Prime Minister Ranil Wickremesinghe (left) stresses a point to President Maithripala Sirisena at the Budget 2016 Tea party last year | (Pic by Chandana Wijesinghe)

Buoyed by a phased $1.5bn funding pledge from the IMF, Sri Lanka has its sights set on building economic momentum and improving investor sentiment in the coming months.
Sri Lanka’s economy is expected to expand by 5% in 2016, the IMF said in a report issued in June, outstripping growth levels recorded for the previous two years. However, the country is under pressure to keep its programme of fiscal reforms on track.

“Sri Lanka’s medium-term growth prospects are generally favourable, given its strong base of human and physical capital and strategic position in a fast growing and dynamic region,” the IMF said.

The IMF said growth would be underpinned by heightened construction activity and the continued expansion of the services industry, led by the tourism, transport and ICT sectors.

Navigating the headwinds
Despite the bright outlook, Sri Lanka faces several external challenges, including the cooling of the Chinese economy, which is eroding export earnings, and the slow pace of global recovery.

Falling oil prices also risk reducing inflows from Sri Lankan workers overseas, which would significantly impact the economy. Remittances account for 9% of GDP and represent the largest single source of foreign currency.

Economic headwinds have contributed to a fall in revenue and higher recurrent expenditure, which pushed the 2015 fiscal deficit up to an estimated 6.9% of GDP. Public debt levels climbed to 76% of GDP, up from 70.7% in 2014.

Support from the IMF
In early June, the executive board of the IMF approved an extended fund facility (EFF) for the Sri Lankan government, authorising the lending of $1.5bn over a three-year period, and bringing total support to $2.2bn through multilateral and bilateral loans.

The funds will support Sri Lanka’s programme of economic reforms, while helping the country meet its balance of payment requirements.
The programme, which is built on six pillars – fiscal consolidation, revenue mobilisation, public financial management reform, state enterprise reform, flexible inflation targeting, and reforms to the trade and investment regime – is set to support Sri Lanka’s target of reducing the fiscal deficit to 3.5% by 2020.

The EFF will play a key part in helping the government reset its macroeconomic policies, according to Min Zhu, deputy managing director and acting chair of the IMF, while supporting its efforts to address key vulnerabilities, boost reserves and support stability and resilience.

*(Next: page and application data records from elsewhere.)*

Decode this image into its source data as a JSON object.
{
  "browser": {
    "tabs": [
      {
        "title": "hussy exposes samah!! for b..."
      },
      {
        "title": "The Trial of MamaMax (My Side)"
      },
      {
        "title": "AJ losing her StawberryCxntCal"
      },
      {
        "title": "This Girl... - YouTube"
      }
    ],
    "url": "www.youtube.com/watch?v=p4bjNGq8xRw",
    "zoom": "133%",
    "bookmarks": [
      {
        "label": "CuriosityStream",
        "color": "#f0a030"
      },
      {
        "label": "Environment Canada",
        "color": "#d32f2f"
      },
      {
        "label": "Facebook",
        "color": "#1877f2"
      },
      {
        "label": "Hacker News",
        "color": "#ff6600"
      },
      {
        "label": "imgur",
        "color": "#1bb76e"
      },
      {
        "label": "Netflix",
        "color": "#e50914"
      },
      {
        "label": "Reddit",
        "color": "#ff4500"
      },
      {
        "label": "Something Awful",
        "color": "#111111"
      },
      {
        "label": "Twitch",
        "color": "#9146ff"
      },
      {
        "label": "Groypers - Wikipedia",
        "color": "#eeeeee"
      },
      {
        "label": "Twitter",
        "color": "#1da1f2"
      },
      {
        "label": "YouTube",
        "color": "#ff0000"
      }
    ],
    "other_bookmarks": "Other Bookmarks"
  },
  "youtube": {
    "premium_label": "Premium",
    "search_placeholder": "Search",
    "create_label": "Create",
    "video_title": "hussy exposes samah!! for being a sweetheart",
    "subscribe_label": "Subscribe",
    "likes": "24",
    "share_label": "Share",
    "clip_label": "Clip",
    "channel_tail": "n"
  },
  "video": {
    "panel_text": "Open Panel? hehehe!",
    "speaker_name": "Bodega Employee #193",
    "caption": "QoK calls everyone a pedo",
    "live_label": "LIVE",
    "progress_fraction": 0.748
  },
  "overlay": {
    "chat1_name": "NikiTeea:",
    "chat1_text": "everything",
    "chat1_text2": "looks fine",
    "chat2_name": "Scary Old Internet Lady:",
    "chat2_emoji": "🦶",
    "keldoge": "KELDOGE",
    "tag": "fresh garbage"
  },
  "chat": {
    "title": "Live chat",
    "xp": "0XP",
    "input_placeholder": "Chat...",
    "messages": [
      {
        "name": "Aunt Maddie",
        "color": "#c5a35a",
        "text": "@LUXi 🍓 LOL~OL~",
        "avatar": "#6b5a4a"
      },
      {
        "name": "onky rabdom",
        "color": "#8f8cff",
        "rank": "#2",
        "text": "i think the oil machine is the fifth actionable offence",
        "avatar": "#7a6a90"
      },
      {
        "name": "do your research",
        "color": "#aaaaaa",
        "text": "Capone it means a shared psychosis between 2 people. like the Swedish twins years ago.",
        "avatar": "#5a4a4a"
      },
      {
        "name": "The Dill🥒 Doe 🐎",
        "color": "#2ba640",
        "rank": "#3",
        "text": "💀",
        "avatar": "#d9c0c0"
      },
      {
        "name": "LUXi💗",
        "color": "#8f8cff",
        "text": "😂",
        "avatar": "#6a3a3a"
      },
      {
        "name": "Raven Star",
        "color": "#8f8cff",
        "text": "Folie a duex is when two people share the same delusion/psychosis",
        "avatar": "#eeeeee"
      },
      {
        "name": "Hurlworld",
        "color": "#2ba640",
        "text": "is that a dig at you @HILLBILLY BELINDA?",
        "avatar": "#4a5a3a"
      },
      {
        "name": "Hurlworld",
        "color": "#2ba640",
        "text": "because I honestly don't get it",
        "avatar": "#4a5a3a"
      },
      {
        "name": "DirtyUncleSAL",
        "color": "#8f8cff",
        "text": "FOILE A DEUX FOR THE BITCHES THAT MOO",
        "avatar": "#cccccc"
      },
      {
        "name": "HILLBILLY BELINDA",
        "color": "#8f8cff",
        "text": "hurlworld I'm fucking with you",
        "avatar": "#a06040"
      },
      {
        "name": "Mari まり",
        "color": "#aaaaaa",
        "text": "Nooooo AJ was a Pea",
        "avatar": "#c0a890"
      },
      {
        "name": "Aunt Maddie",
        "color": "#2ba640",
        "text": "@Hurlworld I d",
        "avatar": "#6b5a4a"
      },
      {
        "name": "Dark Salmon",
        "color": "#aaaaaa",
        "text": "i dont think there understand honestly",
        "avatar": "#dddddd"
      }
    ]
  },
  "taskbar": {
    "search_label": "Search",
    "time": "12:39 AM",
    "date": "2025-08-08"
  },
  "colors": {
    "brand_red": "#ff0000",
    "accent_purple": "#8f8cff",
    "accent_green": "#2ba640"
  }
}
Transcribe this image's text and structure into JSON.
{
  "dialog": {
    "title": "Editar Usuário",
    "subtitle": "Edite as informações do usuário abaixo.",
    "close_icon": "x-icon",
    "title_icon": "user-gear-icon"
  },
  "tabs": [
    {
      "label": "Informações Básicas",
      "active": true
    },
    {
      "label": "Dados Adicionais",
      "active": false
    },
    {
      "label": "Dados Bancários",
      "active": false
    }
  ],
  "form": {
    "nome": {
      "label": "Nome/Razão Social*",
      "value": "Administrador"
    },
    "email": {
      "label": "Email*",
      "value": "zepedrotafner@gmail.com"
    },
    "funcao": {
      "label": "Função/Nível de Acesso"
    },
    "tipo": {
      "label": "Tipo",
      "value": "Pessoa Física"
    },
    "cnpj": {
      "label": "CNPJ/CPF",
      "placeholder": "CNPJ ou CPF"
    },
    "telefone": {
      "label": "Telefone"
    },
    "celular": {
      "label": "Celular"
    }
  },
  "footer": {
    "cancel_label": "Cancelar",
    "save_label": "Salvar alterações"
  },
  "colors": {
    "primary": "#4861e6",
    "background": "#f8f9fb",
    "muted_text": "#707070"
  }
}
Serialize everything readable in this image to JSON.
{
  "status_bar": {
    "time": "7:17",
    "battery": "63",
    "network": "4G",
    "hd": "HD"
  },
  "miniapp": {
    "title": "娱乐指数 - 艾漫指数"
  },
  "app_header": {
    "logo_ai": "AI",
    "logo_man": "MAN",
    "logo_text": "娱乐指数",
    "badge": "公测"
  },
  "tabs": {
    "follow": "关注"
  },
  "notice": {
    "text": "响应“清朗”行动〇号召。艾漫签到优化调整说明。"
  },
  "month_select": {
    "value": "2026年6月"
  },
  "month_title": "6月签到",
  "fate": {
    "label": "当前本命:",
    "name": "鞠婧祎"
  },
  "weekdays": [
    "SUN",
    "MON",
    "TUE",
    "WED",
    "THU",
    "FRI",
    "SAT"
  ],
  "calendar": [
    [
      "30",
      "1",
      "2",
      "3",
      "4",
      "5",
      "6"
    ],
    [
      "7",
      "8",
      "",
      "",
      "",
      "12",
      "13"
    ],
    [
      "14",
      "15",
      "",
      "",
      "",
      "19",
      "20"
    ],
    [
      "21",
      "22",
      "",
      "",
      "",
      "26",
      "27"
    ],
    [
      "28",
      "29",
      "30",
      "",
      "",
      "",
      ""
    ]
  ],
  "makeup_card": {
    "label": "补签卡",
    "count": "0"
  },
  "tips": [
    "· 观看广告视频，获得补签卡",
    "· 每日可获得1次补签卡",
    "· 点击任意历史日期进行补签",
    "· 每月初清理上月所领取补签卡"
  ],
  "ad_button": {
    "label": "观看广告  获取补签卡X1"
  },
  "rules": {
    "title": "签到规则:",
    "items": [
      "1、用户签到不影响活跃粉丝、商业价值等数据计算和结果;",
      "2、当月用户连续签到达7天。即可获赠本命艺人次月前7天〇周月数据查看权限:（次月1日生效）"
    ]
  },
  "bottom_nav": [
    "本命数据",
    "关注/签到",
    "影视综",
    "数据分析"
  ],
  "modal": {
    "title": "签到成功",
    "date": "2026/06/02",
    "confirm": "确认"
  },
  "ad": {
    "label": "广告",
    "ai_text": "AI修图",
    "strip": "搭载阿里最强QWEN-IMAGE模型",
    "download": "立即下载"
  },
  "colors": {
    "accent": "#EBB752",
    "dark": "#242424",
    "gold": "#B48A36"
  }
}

“The economic programme also supports the government’s objective of boosting competitiveness and greater integration with regional and global markets through comprehensive trade reform and improvements to the investment environment,” he noted.

Reforms remain key
A commitment from the government to introduce the fiscal reforms agreed with the IMF will be key in helping Sri Lanka improve its ratings, according to Sagarika Chandra, associate director for Asia Pacific sovereigns at Fitch Ratings.

“From a rating standpoint, key drivers of ratings are really progress on the IMF programme and certain degree of predictability with policies,” Chandra said in mid-June.
Sri Lanka remains vulnerable to shifts in investor sentiment, Chandra noted, while high foreign currency debt could hurt debt ratios if the exchange rate depreciates.

In mid-February, Fitch downgraded Sri Lanka’s long-term foreign and local currency issuer default ratings to B(+) from BB(-) with a negative outlook, citing concerns over increased refinancing risks.

However, Sri Lanka has shown itself keen to move on reaching EFF compliance. The government has already taken steps to broaden its tax base, approving the reintroduction of a capital gains tax. Earlier this year, Sri Lanka increased its value-added tax from 11% to 15%, while also extending its coverage to include more goods and services.

There are also plans to lift restrictions on foreign exchange flows and allow free movement of funds in and out of the country. The move, announced in early June, would lift a long-standing regulation blocking the free repatriation of capital. Rescinding the regulation is expected to promote freer movement of funds and encourage foreign direct investment.

On target
Sri Lanka looks to be on track to meet the IMF’s growth projections for 2016, with GDP having expanded by 5.5% year-on-year (y-o-y) in the first quarter, according to data issued by the Department of Census and Statistics in mid-June.

The financial services component of the economy delivered the strongest performance, expanding 15.9% in the first quarter, a reflection of the IMF’s assessment of the healthy state of the country’s banking system, while the services industry grew by a solid 4.9% for the quarter.

The construction sector performed strongly in the quarter, with activity increasing 12% y-o-y, while the industrial sector also posted growth, rising by 8.3% over the same period in 2015.